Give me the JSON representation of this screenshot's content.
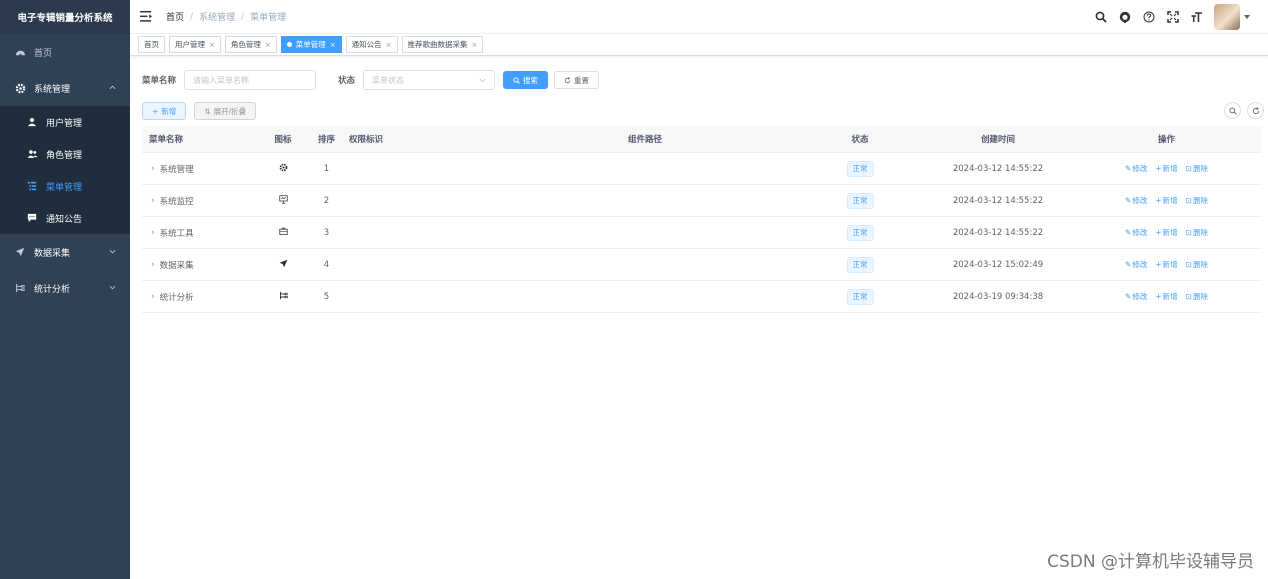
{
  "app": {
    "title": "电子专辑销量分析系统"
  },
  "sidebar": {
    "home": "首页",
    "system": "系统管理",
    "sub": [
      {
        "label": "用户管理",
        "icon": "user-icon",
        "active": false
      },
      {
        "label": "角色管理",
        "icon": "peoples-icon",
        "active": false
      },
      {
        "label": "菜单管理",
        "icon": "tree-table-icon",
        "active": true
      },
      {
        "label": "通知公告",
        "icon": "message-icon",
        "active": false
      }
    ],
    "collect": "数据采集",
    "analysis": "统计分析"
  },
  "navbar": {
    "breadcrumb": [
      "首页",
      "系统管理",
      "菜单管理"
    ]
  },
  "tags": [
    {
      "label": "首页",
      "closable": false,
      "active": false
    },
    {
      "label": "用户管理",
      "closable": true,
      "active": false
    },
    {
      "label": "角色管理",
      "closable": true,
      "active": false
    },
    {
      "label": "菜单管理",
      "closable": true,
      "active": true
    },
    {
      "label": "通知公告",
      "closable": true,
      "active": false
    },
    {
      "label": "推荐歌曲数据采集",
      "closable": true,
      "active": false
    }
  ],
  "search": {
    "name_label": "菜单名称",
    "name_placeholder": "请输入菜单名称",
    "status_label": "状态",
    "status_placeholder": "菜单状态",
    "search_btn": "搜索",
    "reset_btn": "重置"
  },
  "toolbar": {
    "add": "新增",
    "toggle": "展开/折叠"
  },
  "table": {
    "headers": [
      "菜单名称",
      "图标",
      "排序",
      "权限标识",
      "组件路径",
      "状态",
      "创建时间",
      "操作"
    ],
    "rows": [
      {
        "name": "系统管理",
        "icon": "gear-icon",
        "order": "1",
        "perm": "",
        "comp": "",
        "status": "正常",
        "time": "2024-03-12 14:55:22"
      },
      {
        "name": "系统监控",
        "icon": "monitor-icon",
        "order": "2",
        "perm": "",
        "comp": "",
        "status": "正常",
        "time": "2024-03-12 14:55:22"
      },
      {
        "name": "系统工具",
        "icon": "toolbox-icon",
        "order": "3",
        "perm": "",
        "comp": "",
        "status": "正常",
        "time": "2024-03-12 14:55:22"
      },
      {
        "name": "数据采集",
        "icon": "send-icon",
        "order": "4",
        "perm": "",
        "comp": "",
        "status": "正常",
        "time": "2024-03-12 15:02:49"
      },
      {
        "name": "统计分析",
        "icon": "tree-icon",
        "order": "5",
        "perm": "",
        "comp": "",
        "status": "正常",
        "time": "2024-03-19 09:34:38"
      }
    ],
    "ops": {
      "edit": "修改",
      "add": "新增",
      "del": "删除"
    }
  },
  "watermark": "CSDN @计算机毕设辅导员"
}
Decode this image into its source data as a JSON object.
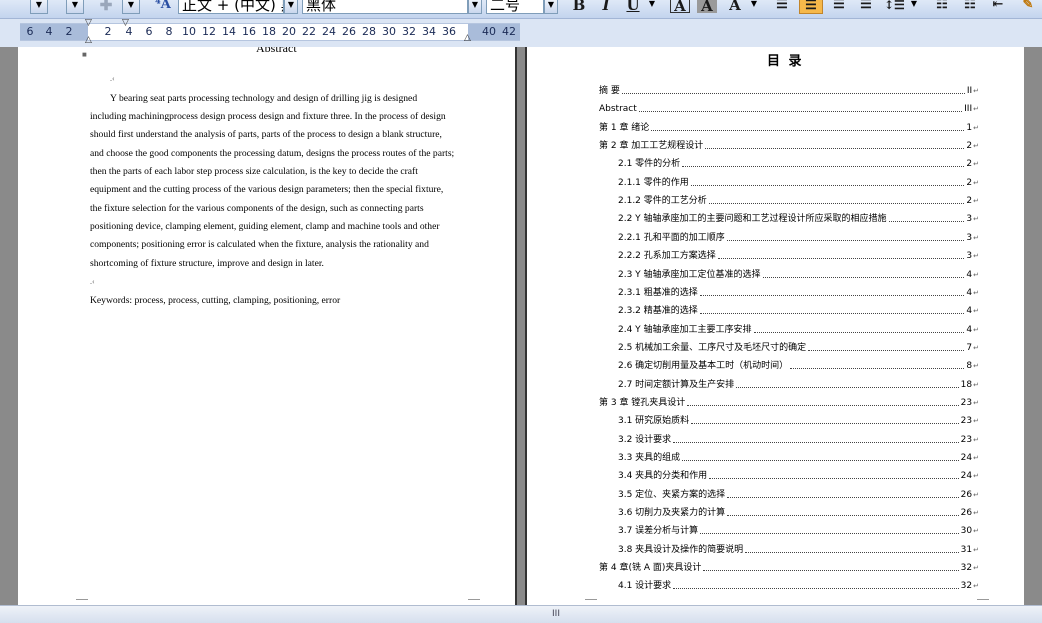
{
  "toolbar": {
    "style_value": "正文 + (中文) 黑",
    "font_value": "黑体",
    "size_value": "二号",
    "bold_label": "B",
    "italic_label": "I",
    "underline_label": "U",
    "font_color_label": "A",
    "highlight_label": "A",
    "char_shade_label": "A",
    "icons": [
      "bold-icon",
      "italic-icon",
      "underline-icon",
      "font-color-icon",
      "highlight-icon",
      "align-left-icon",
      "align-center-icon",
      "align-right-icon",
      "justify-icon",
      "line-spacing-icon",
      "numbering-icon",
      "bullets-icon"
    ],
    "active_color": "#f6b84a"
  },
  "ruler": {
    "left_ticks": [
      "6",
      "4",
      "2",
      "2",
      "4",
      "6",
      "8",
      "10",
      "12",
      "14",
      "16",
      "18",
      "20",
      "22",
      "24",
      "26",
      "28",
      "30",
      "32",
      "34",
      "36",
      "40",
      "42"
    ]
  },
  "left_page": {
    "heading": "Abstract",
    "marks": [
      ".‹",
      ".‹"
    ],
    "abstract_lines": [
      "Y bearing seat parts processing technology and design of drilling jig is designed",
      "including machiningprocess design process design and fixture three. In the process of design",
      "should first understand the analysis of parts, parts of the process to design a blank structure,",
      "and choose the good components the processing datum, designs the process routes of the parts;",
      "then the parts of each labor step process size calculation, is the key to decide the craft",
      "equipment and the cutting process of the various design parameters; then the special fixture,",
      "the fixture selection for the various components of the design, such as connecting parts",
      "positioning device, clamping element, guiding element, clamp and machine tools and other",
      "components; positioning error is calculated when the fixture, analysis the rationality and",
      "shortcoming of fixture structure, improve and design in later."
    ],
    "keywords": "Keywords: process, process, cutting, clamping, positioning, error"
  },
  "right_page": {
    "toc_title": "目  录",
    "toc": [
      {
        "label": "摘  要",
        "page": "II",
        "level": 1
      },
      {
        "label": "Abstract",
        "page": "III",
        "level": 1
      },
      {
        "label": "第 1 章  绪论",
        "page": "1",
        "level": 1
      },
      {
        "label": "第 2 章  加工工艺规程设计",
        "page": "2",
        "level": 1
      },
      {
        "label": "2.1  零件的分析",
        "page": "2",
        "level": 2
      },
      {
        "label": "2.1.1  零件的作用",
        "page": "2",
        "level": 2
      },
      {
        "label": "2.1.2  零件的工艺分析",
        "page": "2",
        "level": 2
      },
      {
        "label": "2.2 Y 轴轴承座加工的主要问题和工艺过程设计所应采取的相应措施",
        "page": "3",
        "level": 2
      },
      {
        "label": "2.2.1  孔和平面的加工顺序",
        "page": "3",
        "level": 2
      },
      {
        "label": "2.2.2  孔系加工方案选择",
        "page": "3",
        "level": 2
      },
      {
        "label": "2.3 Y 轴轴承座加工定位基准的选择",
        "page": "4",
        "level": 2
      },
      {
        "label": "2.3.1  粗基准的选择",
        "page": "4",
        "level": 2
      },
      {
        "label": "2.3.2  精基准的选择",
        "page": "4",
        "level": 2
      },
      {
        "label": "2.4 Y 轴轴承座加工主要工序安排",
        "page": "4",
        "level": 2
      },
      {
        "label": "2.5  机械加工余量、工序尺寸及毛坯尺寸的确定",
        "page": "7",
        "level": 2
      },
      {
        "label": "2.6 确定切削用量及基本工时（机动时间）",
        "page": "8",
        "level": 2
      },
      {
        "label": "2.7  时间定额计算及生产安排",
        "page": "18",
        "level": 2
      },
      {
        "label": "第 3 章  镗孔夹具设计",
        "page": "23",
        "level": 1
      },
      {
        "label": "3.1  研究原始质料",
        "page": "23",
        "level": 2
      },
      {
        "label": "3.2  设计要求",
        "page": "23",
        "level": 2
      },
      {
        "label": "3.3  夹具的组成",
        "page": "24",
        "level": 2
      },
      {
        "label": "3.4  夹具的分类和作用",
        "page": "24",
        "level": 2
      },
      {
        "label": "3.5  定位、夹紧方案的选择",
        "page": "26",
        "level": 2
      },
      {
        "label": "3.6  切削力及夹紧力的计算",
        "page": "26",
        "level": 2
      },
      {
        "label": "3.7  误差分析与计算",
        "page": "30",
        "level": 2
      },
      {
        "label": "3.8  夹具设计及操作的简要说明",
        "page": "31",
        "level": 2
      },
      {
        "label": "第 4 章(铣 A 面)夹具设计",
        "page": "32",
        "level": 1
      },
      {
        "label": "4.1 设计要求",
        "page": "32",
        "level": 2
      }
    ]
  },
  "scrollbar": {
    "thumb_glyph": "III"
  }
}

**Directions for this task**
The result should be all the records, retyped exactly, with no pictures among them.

**Answer to this exercise**
Give me the JSON representation of this screenshot's content.
{
  "app": {
    "title": "电子专辑销量分析系统"
  },
  "sidebar": {
    "home": "首页",
    "system": "系统管理",
    "sub": [
      {
        "label": "用户管理",
        "icon": "user-icon",
        "active": false
      },
      {
        "label": "角色管理",
        "icon": "peoples-icon",
        "active": false
      },
      {
        "label": "菜单管理",
        "icon": "tree-table-icon",
        "active": true
      },
      {
        "label": "通知公告",
        "icon": "message-icon",
        "active": false
      }
    ],
    "collect": "数据采集",
    "analysis": "统计分析"
  },
  "navbar": {
    "breadcrumb": [
      "首页",
      "系统管理",
      "菜单管理"
    ]
  },
  "tags": [
    {
      "label": "首页",
      "closable": false,
      "active": false
    },
    {
      "label": "用户管理",
      "closable": true,
      "active": false
    },
    {
      "label": "角色管理",
      "closable": true,
      "active": false
    },
    {
      "label": "菜单管理",
      "closable": true,
      "active": true
    },
    {
      "label": "通知公告",
      "closable": true,
      "active": false
    },
    {
      "label": "推荐歌曲数据采集",
      "closable": true,
      "active": false
    }
  ],
  "search": {
    "name_label": "菜单名称",
    "name_placeholder": "请输入菜单名称",
    "status_label": "状态",
    "status_placeholder": "菜单状态",
    "search_btn": "搜索",
    "reset_btn": "重置"
  },
  "toolbar": {
    "add": "新增",
    "toggle": "展开/折叠"
  },
  "table": {
    "headers": [
      "菜单名称",
      "图标",
      "排序",
      "权限标识",
      "组件路径",
      "状态",
      "创建时间",
      "操作"
    ],
    "rows": [
      {
        "name": "系统管理",
        "icon": "gear-icon",
        "order": "1",
        "perm": "",
        "comp": "",
        "status": "正常",
        "time": "2024-03-12 14:55:22"
      },
      {
        "name": "系统监控",
        "icon": "monitor-icon",
        "order": "2",
        "perm": "",
        "comp": "",
        "status": "正常",
        "time": "2024-03-12 14:55:22"
      },
      {
        "name": "系统工具",
        "icon": "toolbox-icon",
        "order": "3",
        "perm": "",
        "comp": "",
        "status": "正常",
        "time": "2024-03-12 14:55:22"
      },
      {
        "name": "数据采集",
        "icon": "send-icon",
        "order": "4",
        "perm": "",
        "comp": "",
        "status": "正常",
        "time": "2024-03-12 15:02:49"
      },
      {
        "name": "统计分析",
        "icon": "tree-icon",
        "order": "5",
        "perm": "",
        "comp": "",
        "status": "正常",
        "time": "2024-03-19 09:34:38"
      }
    ],
    "ops": {
      "edit": "修改",
      "add": "新增",
      "del": "删除"
    }
  },
  "watermark": "CSDN @计算机毕设辅导员"
}
Decode this image into its source data as a JSON object.
{
  "toolbar": {
    "style_value": "正文 + (中文) 黑",
    "font_value": "黑体",
    "size_value": "二号",
    "bold_label": "B",
    "italic_label": "I",
    "underline_label": "U",
    "font_color_label": "A",
    "highlight_label": "A",
    "char_shade_label": "A",
    "icons": [
      "bold-icon",
      "italic-icon",
      "underline-icon",
      "font-color-icon",
      "highlight-icon",
      "align-left-icon",
      "align-center-icon",
      "align-right-icon",
      "justify-icon",
      "line-spacing-icon",
      "numbering-icon",
      "bullets-icon"
    ],
    "active_color": "#f6b84a"
  },
  "ruler": {
    "left_ticks": [
      "6",
      "4",
      "2",
      "2",
      "4",
      "6",
      "8",
      "10",
      "12",
      "14",
      "16",
      "18",
      "20",
      "22",
      "24",
      "26",
      "28",
      "30",
      "32",
      "34",
      "36",
      "40",
      "42"
    ]
  },
  "left_page": {
    "heading": "Abstract",
    "marks": [
      ".‹",
      ".‹"
    ],
    "abstract_lines": [
      "Y bearing seat parts processing technology and design of drilling jig is designed",
      "including machiningprocess design process design and fixture three. In the process of design",
      "should first understand the analysis of parts, parts of the process to design a blank structure,",
      "and choose the good components the processing datum, designs the process routes of the parts;",
      "then the parts of each labor step process size calculation, is the key to decide the craft",
      "equipment and the cutting process of the various design parameters; then the special fixture,",
      "the fixture selection for the various components of the design, such as connecting parts",
      "positioning device, clamping element, guiding element, clamp and machine tools and other",
      "components; positioning error is calculated when the fixture, analysis the rationality and",
      "shortcoming of fixture structure, improve and design in later."
    ],
    "keywords": "Keywords: process, process, cutting, clamping, positioning, error"
  },
  "right_page": {
    "toc_title": "目  录",
    "toc": [
      {
        "label": "摘  要",
        "page": "II",
        "level": 1
      },
      {
        "label": "Abstract",
        "page": "III",
        "level": 1
      },
      {
        "label": "第 1 章  绪论",
        "page": "1",
        "level": 1
      },
      {
        "label": "第 2 章  加工工艺规程设计",
        "page": "2",
        "level": 1
      },
      {
        "label": "2.1  零件的分析",
        "page": "2",
        "level": 2
      },
      {
        "label": "2.1.1  零件的作用",
        "page": "2",
        "level": 2
      },
      {
        "label": "2.1.2  零件的工艺分析",
        "page": "2",
        "level": 2
      },
      {
        "label": "2.2 Y 轴轴承座加工的主要问题和工艺过程设计所应采取的相应措施",
        "page": "3",
        "level": 2
      },
      {
        "label": "2.2.1  孔和平面的加工顺序",
        "page": "3",
        "level": 2
      },
      {
        "label": "2.2.2  孔系加工方案选择",
        "page": "3",
        "level": 2
      },
      {
        "label": "2.3 Y 轴轴承座加工定位基准的选择",
        "page": "4",
        "level": 2
      },
      {
        "label": "2.3.1  粗基准的选择",
        "page": "4",
        "level": 2
      },
      {
        "label": "2.3.2  精基准的选择",
        "page": "4",
        "level": 2
      },
      {
        "label": "2.4 Y 轴轴承座加工主要工序安排",
        "page": "4",
        "level": 2
      },
      {
        "label": "2.5  机械加工余量、工序尺寸及毛坯尺寸的确定",
        "page": "7",
        "level": 2
      },
      {
        "label": "2.6 确定切削用量及基本工时（机动时间）",
        "page": "8",
        "level": 2
      },
      {
        "label": "2.7  时间定额计算及生产安排",
        "page": "18",
        "level": 2
      },
      {
        "label": "第 3 章  镗孔夹具设计",
        "page": "23",
        "level": 1
      },
      {
        "label": "3.1  研究原始质料",
        "page": "23",
        "level": 2
      },
      {
        "label": "3.2  设计要求",
        "page": "23",
        "level": 2
      },
      {
        "label": "3.3  夹具的组成",
        "page": "24",
        "level": 2
      },
      {
        "label": "3.4  夹具的分类和作用",
        "page": "24",
        "level": 2
      },
      {
        "label": "3.5  定位、夹紧方案的选择",
        "page": "26",
        "level": 2
      },
      {
        "label": "3.6  切削力及夹紧力的计算",
        "page": "26",
        "level": 2
      },
      {
        "label": "3.7  误差分析与计算",
        "page": "30",
        "level": 2
      },
      {
        "label": "3.8  夹具设计及操作的简要说明",
        "page": "31",
        "level": 2
      },
      {
        "label": "第 4 章(铣 A 面)夹具设计",
        "page": "32",
        "level": 1
      },
      {
        "label": "4.1 设计要求",
        "page": "32",
        "level": 2
      }
    ]
  },
  "scrollbar": {
    "thumb_glyph": "III"
  }
}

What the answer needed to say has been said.